## WHAT IS BEING ASKED
Copy the entries below exactly. Images do not belong in the copy.
#### INFORMATION SUPPLIED
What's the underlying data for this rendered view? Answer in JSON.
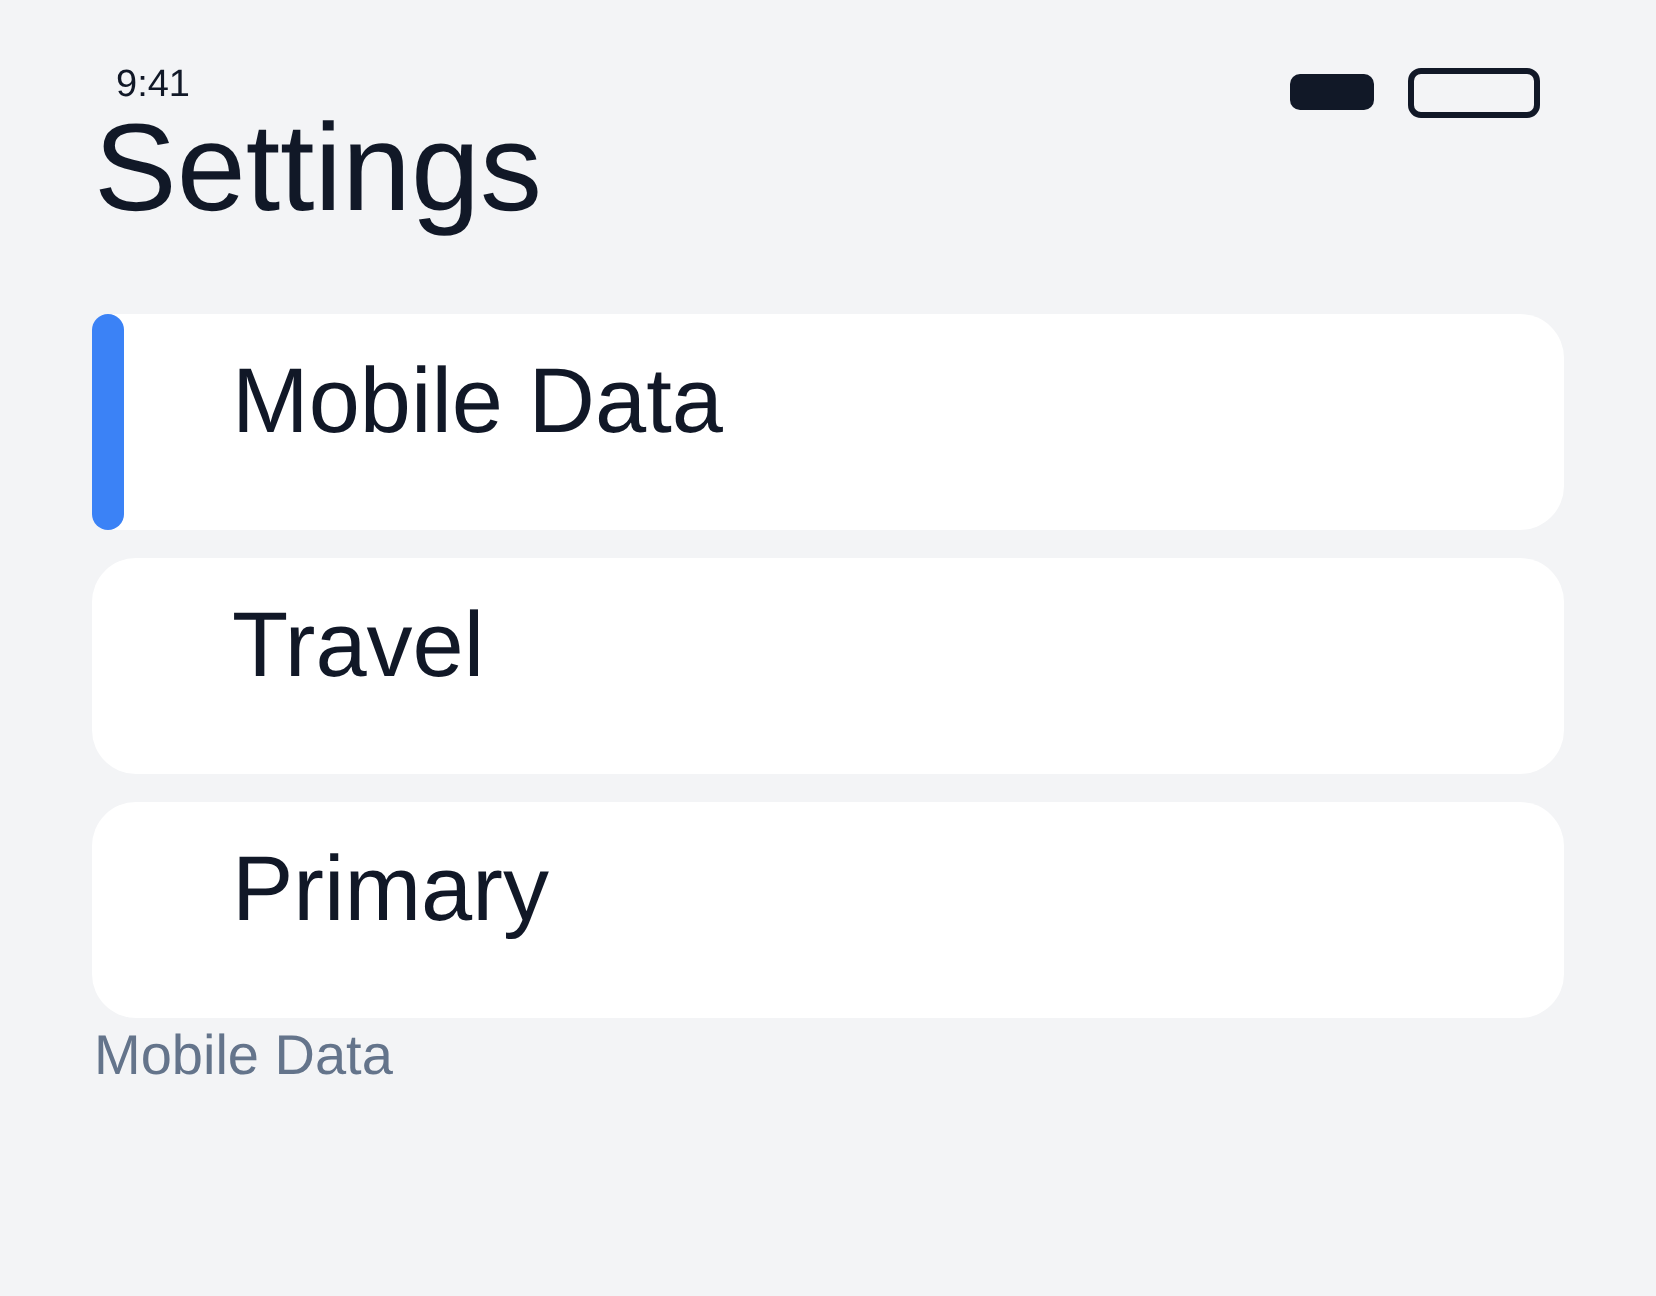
{
  "status_bar": {
    "time": "9:41"
  },
  "title": "Settings",
  "items": [
    {
      "label": "Mobile Data",
      "selected": true
    },
    {
      "label": "Travel",
      "selected": false
    },
    {
      "label": "Primary",
      "selected": false
    }
  ],
  "caption": "Mobile Data"
}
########
## ANSWER FOR THIS EXERCISE
What's the underlying data for this rendered view? Answer in JSON.
{
  "status_bar": {
    "time": "9:41"
  },
  "title": "Settings",
  "items": [
    {
      "label": "Mobile Data",
      "selected": true
    },
    {
      "label": "Travel",
      "selected": false
    },
    {
      "label": "Primary",
      "selected": false
    }
  ],
  "caption": "Mobile Data"
}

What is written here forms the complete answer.